(Excerpts from an interface dataset)
○ ○ ○

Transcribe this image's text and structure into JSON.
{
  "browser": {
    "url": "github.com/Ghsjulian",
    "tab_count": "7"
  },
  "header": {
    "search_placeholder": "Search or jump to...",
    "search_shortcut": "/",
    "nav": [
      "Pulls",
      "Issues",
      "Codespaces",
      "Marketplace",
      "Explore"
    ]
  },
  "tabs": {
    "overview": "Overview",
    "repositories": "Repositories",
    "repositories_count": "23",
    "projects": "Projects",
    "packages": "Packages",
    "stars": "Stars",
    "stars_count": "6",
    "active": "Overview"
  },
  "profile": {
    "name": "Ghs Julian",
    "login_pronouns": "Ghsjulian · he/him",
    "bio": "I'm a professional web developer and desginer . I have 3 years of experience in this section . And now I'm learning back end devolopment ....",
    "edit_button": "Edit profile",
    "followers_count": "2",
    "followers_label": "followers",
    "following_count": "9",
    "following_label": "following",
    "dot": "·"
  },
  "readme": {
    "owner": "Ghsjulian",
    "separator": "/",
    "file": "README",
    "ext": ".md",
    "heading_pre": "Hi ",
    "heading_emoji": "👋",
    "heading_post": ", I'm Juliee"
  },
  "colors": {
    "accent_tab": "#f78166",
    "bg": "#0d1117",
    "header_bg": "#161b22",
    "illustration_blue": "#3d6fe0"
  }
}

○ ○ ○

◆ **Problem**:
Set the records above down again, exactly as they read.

◆ **Output of the task**:
Transcribe this image's text and structure into JSON.
{
  "browser": {
    "url": "github.com/Ghsjulian",
    "tab_count": "7"
  },
  "header": {
    "search_placeholder": "Search or jump to...",
    "search_shortcut": "/",
    "nav": [
      "Pulls",
      "Issues",
      "Codespaces",
      "Marketplace",
      "Explore"
    ]
  },
  "tabs": {
    "overview": "Overview",
    "repositories": "Repositories",
    "repositories_count": "23",
    "projects": "Projects",
    "packages": "Packages",
    "stars": "Stars",
    "stars_count": "6",
    "active": "Overview"
  },
  "profile": {
    "name": "Ghs Julian",
    "login_pronouns": "Ghsjulian · he/him",
    "bio": "I'm a professional web developer and desginer . I have 3 years of experience in this section . And now I'm learning back end devolopment ....",
    "edit_button": "Edit profile",
    "followers_count": "2",
    "followers_label": "followers",
    "following_count": "9",
    "following_label": "following",
    "dot": "·"
  },
  "readme": {
    "owner": "Ghsjulian",
    "separator": "/",
    "file": "README",
    "ext": ".md",
    "heading_pre": "Hi ",
    "heading_emoji": "👋",
    "heading_post": ", I'm Juliee"
  },
  "colors": {
    "accent_tab": "#f78166",
    "bg": "#0d1117",
    "header_bg": "#161b22",
    "illustration_blue": "#3d6fe0"
  }
}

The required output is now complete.